Dataset rows for apps and sites:
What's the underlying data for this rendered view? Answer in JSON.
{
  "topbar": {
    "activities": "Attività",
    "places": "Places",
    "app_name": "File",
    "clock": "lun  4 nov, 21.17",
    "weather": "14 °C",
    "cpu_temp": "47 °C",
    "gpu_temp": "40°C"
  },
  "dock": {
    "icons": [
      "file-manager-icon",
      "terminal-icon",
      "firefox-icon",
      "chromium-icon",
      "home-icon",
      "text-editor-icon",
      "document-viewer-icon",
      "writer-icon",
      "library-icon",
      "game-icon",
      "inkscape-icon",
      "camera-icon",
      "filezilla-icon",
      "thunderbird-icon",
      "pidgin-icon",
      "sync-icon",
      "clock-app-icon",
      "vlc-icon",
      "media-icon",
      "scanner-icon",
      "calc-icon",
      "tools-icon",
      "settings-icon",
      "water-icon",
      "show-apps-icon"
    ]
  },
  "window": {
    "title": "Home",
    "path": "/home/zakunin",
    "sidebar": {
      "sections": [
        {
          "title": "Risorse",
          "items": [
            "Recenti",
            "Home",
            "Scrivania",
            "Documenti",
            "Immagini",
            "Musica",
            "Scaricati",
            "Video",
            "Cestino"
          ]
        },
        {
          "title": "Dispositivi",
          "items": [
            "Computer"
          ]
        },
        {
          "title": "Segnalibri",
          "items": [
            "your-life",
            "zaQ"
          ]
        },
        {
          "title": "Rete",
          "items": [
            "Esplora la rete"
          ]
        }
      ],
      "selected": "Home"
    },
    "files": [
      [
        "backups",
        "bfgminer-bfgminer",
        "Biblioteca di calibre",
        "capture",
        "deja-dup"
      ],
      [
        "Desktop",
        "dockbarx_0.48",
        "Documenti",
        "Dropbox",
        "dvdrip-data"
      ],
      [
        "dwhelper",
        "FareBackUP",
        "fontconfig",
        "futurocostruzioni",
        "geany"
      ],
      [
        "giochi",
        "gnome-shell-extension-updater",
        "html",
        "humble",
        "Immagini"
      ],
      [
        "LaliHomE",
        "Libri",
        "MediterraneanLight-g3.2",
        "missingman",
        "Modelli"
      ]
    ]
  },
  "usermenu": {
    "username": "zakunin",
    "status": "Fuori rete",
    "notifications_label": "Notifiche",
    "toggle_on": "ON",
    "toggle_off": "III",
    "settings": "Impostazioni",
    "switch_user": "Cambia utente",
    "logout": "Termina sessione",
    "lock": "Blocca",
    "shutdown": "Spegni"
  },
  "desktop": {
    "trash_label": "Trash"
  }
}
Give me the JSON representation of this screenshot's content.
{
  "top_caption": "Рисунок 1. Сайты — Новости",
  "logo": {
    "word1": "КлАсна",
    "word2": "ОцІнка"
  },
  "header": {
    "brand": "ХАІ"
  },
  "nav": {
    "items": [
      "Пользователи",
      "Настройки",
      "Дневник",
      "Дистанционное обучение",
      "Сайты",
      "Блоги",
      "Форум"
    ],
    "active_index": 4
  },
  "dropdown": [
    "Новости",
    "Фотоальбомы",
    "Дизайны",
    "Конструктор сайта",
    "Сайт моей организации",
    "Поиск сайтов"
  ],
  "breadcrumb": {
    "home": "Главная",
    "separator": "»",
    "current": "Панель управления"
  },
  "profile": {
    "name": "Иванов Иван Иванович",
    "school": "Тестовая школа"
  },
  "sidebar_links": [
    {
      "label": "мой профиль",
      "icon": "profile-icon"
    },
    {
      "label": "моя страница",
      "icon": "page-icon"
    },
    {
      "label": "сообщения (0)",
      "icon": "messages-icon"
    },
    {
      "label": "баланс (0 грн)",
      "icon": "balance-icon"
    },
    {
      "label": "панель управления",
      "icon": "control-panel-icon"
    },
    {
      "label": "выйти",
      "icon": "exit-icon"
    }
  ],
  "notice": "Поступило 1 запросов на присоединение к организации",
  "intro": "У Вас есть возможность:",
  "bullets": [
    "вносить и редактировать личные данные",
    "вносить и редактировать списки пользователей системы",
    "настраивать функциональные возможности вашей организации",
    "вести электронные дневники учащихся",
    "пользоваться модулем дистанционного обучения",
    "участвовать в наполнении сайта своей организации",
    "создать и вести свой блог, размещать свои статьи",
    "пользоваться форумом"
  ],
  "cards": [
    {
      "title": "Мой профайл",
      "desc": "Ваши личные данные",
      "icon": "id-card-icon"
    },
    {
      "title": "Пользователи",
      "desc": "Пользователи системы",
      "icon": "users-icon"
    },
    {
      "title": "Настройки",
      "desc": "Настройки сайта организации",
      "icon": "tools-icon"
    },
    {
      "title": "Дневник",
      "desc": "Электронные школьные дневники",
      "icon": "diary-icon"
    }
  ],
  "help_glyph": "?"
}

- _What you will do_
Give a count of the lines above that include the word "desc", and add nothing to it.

- _Worked solution_
4